Gil Kahn, a professor of political science at Kean University, also found the mix of religion and politics to be troubling.
“The American Jewish community is not where Santorum is at on social issues, says Kahn. Yet, he has the sense that there are Jews, primarily on the Jewish religious right, who “are happy about it, who support his agenda.” But there are others on the right “who don’t find Santorum’s approach acceptable.” However, Kahn points out, if the other “anyone but Obama” candidates are no longer viable, “then this group that earlier rejected Santorum” will make their peace.
Kean says the talk of Satan “has historically raised concerns for Jews,” and are “very troublesome. That’s not the language that brings a comfort level to the Jewish community [regarding] how politicians ought to address issues.”
CLAL’s Rabbi Hirschfield points out that some Jews aren’t bothered by Santorum’s infusion of religion “because they, by and large, agree with Santorum on other things. If they thought Santorum was the same as Obama about Israel, I don’t think they’d be as happy with Santorum talking about Satan. There’s no question, one part of the community is more comfortable with the marriage of religion and political thought. But it’s also true that many of the people who like the religious political talk, like the politics of the people who are talking religion.”
The real issue, he says, is not candidates talking about religion so much as that “we have not sufficiently evolved an ethic of how we talk about it in a way that is not toxic but safe and healthy. Instead, one party runs as if it had an allergy to religion. The other runs as if to say they have exactly the right mix. One side runs away from it, one side tries to co-opt it. They’re both wrong.”
Adena Berkowitz, a scholar-in-residence at Manhattan’s Kol HaNeshamah congregation, recalled that Rev. Martin Luther King could invoke “the Hebrew Bible for the sake of civil rights legislation, and we were comfortable with that. The problem comes when politicians come across as the Grand Moralizers.” Berkowitz, who is also on the advisory board of the Jewish Orthodox Feminist Alliance (though she is not speaking for them), says that what most disturbs her is the “shrill, my-way-or-the-highway” theology being heard on the campaign trail. “Politics is the art of the compromise but religion isn’t. When the two mix, that’s a difficult construct.”
Nathan Diament, director of the Orthodox Union’s Institute for Public Affairs, said Orthodox Jews are less troubled by the infusion of religion into the campaign than other Jews; it is similar, he says, to the fact that Orthodox Jews are usually less offended by public displays of Christmas trees and nativity scenes. “Orthodox Jews are not uncomfortable with religious Christians, as long as — and I don’t think Rick Santorum is in this camp — there are no assertions such as ‘America is a Christian nation.’ Santorum has said that faith should be a central part of American debate and culture, that faith informs him in terms of the policies he promotes, but he’s not saying that somehow he wants policies that are discriminatory against non-Christians.”
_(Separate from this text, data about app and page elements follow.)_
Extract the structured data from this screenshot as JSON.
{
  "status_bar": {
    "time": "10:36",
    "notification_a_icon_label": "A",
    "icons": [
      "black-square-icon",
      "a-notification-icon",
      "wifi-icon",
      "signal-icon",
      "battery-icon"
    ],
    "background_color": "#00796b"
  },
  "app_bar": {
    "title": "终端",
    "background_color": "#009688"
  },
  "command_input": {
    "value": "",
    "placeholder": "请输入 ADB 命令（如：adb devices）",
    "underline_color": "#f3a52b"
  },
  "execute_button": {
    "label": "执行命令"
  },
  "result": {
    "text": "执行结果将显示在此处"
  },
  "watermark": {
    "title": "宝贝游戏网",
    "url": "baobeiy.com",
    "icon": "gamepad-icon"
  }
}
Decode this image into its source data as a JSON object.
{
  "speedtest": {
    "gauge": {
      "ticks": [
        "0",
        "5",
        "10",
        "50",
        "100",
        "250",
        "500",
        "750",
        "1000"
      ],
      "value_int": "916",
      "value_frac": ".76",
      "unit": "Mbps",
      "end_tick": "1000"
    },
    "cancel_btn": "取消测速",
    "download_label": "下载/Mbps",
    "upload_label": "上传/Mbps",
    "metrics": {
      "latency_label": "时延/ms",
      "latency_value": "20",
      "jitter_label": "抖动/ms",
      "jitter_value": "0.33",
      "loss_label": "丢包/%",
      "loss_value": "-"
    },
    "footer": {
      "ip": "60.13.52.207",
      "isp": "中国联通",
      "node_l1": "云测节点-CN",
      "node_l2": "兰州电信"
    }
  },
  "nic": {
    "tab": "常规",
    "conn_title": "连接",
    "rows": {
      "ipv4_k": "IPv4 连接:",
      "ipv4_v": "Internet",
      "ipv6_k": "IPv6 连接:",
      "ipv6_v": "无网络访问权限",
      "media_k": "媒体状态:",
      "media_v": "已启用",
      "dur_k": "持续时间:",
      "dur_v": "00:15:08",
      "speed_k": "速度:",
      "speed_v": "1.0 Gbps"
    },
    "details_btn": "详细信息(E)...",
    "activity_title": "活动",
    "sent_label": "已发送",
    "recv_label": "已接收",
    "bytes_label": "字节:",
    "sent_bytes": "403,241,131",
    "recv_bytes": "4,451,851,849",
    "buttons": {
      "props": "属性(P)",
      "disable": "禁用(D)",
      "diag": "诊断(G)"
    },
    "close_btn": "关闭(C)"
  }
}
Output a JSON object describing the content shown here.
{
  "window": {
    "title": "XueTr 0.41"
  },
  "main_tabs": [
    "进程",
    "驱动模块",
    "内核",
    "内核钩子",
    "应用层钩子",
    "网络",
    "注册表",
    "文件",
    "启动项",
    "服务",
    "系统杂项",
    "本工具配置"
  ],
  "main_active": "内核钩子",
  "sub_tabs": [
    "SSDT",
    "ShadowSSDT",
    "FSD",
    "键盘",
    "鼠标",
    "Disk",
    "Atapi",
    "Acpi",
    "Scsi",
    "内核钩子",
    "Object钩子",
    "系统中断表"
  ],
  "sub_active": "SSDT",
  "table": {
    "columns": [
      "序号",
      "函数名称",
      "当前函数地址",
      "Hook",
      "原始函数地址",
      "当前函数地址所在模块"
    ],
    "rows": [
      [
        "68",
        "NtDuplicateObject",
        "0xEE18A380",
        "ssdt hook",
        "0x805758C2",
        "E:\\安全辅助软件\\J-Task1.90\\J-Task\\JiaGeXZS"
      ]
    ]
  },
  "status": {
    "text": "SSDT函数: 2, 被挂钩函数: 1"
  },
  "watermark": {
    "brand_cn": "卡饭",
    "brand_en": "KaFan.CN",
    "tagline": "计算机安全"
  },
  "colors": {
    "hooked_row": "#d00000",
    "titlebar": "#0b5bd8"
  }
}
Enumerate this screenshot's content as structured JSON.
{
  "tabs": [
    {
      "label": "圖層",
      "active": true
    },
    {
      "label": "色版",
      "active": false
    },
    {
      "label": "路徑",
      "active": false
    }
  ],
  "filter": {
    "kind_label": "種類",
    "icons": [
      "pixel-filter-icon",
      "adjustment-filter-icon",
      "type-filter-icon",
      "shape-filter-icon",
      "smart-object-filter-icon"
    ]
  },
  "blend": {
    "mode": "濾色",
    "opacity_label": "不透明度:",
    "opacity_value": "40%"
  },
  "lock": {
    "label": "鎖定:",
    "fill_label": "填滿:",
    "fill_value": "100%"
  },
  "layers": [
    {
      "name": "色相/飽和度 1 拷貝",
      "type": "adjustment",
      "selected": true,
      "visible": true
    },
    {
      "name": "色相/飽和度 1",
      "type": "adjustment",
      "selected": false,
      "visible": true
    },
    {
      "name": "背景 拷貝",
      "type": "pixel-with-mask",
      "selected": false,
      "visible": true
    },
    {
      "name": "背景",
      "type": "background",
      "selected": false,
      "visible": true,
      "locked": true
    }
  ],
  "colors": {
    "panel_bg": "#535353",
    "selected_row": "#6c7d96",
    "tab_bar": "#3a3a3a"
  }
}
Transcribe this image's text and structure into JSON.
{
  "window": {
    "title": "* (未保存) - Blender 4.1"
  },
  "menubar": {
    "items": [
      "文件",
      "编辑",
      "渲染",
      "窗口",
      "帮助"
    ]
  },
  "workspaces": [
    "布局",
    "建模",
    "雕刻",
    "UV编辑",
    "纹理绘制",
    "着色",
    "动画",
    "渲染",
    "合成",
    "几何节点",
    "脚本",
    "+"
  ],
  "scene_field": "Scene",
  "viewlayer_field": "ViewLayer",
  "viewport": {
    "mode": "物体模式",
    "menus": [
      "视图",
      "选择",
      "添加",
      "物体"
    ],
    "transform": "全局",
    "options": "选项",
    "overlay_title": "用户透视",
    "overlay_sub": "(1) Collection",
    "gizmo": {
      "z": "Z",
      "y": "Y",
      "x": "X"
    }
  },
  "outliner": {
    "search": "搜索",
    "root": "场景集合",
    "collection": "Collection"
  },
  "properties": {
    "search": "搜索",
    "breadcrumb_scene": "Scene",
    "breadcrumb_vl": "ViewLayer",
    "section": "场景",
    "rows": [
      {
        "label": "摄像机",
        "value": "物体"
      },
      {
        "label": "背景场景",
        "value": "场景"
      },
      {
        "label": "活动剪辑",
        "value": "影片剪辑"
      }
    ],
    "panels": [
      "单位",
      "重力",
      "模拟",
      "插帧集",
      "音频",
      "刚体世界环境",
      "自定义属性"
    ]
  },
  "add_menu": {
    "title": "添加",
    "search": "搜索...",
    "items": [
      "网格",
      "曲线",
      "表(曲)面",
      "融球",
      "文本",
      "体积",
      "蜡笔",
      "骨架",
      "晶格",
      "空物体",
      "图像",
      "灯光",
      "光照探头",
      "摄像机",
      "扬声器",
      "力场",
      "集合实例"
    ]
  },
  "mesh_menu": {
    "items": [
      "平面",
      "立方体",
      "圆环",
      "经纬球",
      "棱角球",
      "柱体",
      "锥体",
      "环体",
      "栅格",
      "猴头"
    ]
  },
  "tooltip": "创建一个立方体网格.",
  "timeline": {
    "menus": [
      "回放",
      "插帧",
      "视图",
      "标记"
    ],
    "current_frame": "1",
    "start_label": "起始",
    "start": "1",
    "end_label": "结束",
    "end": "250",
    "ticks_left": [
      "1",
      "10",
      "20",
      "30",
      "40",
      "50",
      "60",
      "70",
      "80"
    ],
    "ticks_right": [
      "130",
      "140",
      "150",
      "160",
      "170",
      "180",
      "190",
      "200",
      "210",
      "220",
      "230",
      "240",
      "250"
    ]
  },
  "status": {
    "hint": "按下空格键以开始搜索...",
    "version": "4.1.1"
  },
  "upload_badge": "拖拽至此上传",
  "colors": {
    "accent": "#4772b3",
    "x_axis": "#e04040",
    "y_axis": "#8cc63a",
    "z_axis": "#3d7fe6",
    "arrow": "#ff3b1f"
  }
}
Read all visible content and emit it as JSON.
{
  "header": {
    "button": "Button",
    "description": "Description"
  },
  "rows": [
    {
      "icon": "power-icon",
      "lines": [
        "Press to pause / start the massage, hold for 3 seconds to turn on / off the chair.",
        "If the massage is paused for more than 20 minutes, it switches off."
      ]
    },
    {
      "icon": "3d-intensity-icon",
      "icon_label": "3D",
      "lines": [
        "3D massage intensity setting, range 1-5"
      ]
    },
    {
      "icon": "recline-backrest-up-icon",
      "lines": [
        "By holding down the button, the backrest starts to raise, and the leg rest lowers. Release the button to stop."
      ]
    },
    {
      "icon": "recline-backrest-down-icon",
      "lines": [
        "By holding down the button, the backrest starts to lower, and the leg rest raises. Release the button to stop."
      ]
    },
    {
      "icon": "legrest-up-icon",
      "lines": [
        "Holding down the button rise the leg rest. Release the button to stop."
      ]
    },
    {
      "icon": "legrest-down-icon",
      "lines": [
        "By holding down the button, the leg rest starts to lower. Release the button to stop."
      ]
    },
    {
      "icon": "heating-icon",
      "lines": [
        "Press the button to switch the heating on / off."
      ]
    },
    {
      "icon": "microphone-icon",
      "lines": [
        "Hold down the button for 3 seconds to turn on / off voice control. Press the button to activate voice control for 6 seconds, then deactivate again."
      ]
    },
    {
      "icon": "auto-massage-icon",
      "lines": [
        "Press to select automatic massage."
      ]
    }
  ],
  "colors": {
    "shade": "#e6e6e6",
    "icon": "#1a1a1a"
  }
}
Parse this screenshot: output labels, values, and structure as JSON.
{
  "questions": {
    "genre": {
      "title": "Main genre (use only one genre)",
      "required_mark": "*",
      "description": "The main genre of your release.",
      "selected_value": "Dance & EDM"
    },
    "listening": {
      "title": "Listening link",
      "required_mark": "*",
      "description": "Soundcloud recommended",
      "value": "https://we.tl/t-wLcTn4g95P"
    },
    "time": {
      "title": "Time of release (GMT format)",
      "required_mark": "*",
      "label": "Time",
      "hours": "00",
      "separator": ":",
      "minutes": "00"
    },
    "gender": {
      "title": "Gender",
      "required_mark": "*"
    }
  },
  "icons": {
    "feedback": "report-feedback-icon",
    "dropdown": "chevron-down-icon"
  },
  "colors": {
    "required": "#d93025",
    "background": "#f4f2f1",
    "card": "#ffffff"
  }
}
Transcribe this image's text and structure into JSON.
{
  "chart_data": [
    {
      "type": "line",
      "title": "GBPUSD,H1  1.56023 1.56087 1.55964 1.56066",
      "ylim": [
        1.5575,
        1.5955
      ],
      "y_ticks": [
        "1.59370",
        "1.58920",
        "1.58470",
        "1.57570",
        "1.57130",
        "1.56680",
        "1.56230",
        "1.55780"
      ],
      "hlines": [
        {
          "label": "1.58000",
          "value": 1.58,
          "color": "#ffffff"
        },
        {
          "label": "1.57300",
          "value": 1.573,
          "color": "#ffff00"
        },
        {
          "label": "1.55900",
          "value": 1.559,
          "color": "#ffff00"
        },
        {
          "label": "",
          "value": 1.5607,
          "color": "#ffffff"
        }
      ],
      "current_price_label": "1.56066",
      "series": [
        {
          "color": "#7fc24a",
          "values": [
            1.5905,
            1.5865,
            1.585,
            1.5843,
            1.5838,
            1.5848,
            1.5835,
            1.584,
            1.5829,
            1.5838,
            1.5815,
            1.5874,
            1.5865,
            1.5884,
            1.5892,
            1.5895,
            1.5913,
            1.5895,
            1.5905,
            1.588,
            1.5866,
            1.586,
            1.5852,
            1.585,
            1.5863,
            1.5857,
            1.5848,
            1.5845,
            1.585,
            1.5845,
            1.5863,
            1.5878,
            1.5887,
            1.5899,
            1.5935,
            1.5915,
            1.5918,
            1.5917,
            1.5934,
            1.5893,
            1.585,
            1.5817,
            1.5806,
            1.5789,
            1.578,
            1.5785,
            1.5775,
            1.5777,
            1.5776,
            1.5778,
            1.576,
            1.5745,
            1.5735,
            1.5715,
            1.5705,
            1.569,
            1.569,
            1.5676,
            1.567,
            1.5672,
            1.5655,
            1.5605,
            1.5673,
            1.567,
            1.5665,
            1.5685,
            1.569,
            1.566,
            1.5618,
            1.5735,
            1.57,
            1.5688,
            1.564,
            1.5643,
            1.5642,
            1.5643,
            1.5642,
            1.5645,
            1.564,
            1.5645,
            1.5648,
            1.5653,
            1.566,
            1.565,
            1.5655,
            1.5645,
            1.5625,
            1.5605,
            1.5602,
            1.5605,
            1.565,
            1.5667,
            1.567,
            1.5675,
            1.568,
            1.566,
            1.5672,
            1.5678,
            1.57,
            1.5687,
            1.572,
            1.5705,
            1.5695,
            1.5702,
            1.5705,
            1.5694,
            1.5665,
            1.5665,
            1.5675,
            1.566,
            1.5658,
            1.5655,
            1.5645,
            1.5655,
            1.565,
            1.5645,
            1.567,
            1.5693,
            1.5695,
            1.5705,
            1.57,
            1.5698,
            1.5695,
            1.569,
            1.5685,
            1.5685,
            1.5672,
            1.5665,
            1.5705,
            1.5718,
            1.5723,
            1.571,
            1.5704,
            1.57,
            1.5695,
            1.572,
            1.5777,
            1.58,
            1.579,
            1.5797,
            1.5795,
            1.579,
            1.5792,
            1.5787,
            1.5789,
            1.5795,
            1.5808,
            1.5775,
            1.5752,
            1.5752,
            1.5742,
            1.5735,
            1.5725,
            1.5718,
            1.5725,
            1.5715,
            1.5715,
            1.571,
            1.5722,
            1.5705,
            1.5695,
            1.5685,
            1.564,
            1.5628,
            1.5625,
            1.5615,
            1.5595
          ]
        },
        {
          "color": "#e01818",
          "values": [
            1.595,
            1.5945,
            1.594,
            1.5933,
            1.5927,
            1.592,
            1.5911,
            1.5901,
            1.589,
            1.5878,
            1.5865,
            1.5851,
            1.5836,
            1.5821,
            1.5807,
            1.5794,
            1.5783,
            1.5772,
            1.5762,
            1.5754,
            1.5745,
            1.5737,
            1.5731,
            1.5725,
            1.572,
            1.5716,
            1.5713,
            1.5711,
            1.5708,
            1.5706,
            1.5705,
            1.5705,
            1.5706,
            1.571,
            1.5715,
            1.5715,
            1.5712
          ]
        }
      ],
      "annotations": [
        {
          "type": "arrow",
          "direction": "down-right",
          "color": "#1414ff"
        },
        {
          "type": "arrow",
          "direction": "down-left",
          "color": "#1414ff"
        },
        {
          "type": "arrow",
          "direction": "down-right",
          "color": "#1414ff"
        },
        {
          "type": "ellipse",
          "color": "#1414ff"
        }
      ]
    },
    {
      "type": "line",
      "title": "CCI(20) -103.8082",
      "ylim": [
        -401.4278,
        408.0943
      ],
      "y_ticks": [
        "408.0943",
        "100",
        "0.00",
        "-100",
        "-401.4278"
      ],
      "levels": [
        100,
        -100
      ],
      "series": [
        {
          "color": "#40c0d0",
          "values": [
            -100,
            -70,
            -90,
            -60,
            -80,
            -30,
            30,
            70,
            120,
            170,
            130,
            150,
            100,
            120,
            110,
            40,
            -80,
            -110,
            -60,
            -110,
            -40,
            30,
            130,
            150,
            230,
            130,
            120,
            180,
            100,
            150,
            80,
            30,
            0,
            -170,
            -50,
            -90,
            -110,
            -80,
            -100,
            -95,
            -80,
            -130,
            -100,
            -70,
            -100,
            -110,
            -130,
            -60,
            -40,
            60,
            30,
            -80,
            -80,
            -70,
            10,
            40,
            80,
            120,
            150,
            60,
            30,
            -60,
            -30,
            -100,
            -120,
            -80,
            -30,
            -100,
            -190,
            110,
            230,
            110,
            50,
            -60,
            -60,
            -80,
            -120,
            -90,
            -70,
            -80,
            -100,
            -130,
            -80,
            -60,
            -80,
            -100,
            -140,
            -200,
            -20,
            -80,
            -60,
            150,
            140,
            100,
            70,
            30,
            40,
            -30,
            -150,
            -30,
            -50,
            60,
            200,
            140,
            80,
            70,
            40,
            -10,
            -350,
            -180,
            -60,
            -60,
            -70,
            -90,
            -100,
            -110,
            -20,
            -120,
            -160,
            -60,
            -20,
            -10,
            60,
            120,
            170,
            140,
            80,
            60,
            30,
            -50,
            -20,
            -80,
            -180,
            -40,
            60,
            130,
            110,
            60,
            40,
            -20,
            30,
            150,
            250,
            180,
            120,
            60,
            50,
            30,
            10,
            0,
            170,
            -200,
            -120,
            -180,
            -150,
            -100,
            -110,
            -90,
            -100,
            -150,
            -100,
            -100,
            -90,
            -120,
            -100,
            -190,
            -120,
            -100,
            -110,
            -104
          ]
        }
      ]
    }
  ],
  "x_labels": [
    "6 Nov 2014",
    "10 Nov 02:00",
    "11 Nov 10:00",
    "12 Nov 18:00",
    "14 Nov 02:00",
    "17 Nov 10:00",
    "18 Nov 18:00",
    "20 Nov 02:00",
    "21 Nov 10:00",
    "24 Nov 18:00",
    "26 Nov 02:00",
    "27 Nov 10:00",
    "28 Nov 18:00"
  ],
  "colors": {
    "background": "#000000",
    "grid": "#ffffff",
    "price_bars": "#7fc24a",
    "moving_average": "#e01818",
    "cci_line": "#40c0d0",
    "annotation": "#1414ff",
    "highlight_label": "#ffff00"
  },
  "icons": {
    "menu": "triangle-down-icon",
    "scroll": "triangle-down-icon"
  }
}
If anything, says Diament, Santorum “has been a great friend of the Jewish community and worked with us on religious freedom issues, both domestically and internationally. He’s staunchly pro-Israel.”
Rabbi Saperstein says the election may yet hinge on the economy, “but we should never forget that with or without economic problems, the social issues have deep resonance in public life and will continue to come to the fore in our debates.”
Staff writer Stewart Ain contributed to this report.
Related Recommended Reading
The Jewish Week feels comments create a valuable conversation and wants to feature your thoughts on our website. To make everyone feel welcome, we won't publish comments that are profane, irrelevant, promotional or make personal attacks.